MATERIAL FOR THIS TASK:
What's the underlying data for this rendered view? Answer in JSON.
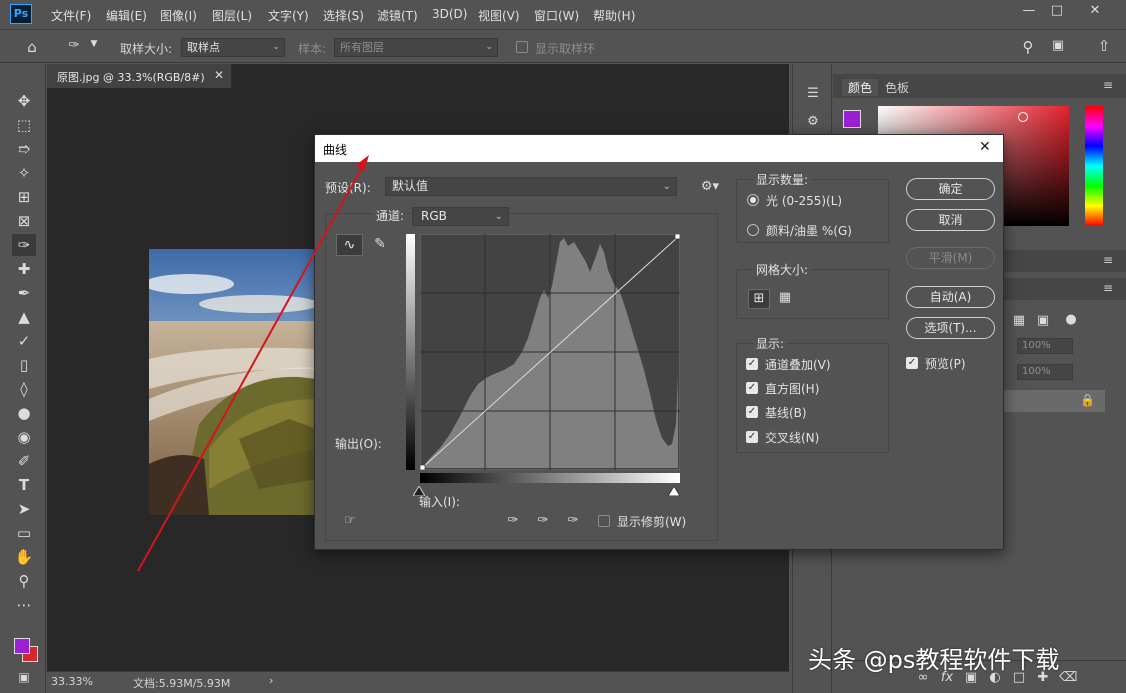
{
  "app": {
    "logo": "Ps",
    "menu": [
      "文件(F)",
      "编辑(E)",
      "图像(I)",
      "图层(L)",
      "文字(Y)",
      "选择(S)",
      "滤镜(T)",
      "3D(D)",
      "视图(V)",
      "窗口(W)",
      "帮助(H)"
    ]
  },
  "options_bar": {
    "sample_size_label": "取样大小:",
    "sample_size_value": "取样点",
    "sample_label": "样本:",
    "sample_value": "所有图层",
    "show_ring_label": "显示取样环"
  },
  "document": {
    "tab_title": "原图.jpg @ 33.3%(RGB/8#)",
    "zoom": "33.33%",
    "doc_size": "文档:5.93M/5.93M"
  },
  "panels": {
    "color_tab": "颜色",
    "swatches_tab": "色板",
    "opacity_1": "100%",
    "opacity_2": "100%"
  },
  "curves": {
    "title": "曲线",
    "preset_label": "预设(R):",
    "preset_value": "默认值",
    "channel_label": "通道:",
    "channel_value": "RGB",
    "output_label": "输出(O):",
    "input_label": "输入(I):",
    "show_clipping": "显示修剪(W)",
    "show_amount_title": "显示数量:",
    "light_option": "光 (0-255)(L)",
    "pigment_option": "颜料/油墨 %(G)",
    "grid_size_title": "网格大小:",
    "show_title": "显示:",
    "channel_overlay": "通道叠加(V)",
    "histogram": "直方图(H)",
    "baseline": "基线(B)",
    "intersection": "交叉线(N)",
    "ok": "确定",
    "cancel": "取消",
    "smooth": "平滑(M)",
    "auto": "自动(A)",
    "options": "选项(T)...",
    "preview": "预览(P)"
  },
  "watermark": "头条 @ps教程软件下载",
  "colors": {
    "foreground": "#9b1fd6",
    "background": "#d8262d",
    "annotation_arrow": "#d4141c"
  }
}
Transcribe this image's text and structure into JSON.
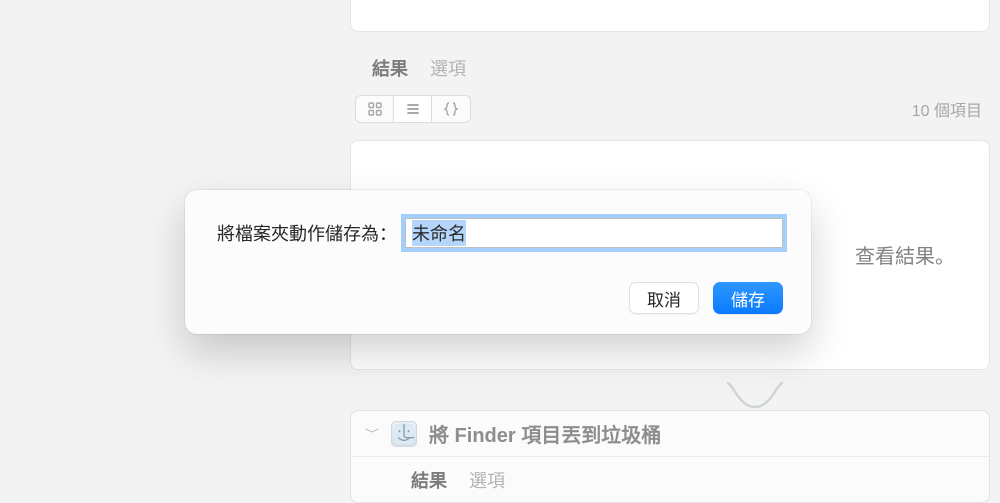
{
  "dialog": {
    "label": "將檔案夾動作儲存為：",
    "filename": "未命名",
    "cancel": "取消",
    "save": "儲存"
  },
  "background": {
    "tabs": {
      "results": "結果",
      "options": "選項"
    },
    "item_count": "10 個項目",
    "see_results": "查看結果。",
    "action2_title": "將 Finder 項目丟到垃圾桶"
  },
  "colors": {
    "accent": "#0a7bff",
    "focus_ring": "rgba(0,122,255,0.35)"
  }
}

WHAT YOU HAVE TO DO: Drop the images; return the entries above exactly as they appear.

YOUR RESPONSE:
What's the underlying data for this rendered view? Answer in JSON.
{
  "app": {
    "logo": "Ps",
    "menu": [
      "文件(F)",
      "编辑(E)",
      "图像(I)",
      "图层(L)",
      "文字(Y)",
      "选择(S)",
      "滤镜(T)",
      "3D(D)",
      "视图(V)",
      "窗口(W)",
      "帮助(H)"
    ]
  },
  "options_bar": {
    "sample_size_label": "取样大小:",
    "sample_size_value": "取样点",
    "sample_label": "样本:",
    "sample_value": "所有图层",
    "show_ring_label": "显示取样环"
  },
  "document": {
    "tab_title": "原图.jpg @ 33.3%(RGB/8#)",
    "zoom": "33.33%",
    "doc_size": "文档:5.93M/5.93M"
  },
  "panels": {
    "color_tab": "颜色",
    "swatches_tab": "色板",
    "opacity_1": "100%",
    "opacity_2": "100%"
  },
  "curves": {
    "title": "曲线",
    "preset_label": "预设(R):",
    "preset_value": "默认值",
    "channel_label": "通道:",
    "channel_value": "RGB",
    "output_label": "输出(O):",
    "input_label": "输入(I):",
    "show_clipping": "显示修剪(W)",
    "show_amount_title": "显示数量:",
    "light_option": "光 (0-255)(L)",
    "pigment_option": "颜料/油墨 %(G)",
    "grid_size_title": "网格大小:",
    "show_title": "显示:",
    "channel_overlay": "通道叠加(V)",
    "histogram": "直方图(H)",
    "baseline": "基线(B)",
    "intersection": "交叉线(N)",
    "ok": "确定",
    "cancel": "取消",
    "smooth": "平滑(M)",
    "auto": "自动(A)",
    "options": "选项(T)...",
    "preview": "预览(P)"
  },
  "watermark": "头条 @ps教程软件下载",
  "colors": {
    "foreground": "#9b1fd6",
    "background": "#d8262d",
    "annotation_arrow": "#d4141c"
  }
}
Transcribe this image's text and structure into JSON.
{
  "dialog": {
    "label": "將檔案夾動作儲存為：",
    "filename": "未命名",
    "cancel": "取消",
    "save": "儲存"
  },
  "background": {
    "tabs": {
      "results": "結果",
      "options": "選項"
    },
    "item_count": "10 個項目",
    "see_results": "查看結果。",
    "action2_title": "將 Finder 項目丟到垃圾桶"
  },
  "colors": {
    "accent": "#0a7bff",
    "focus_ring": "rgba(0,122,255,0.35)"
  }
}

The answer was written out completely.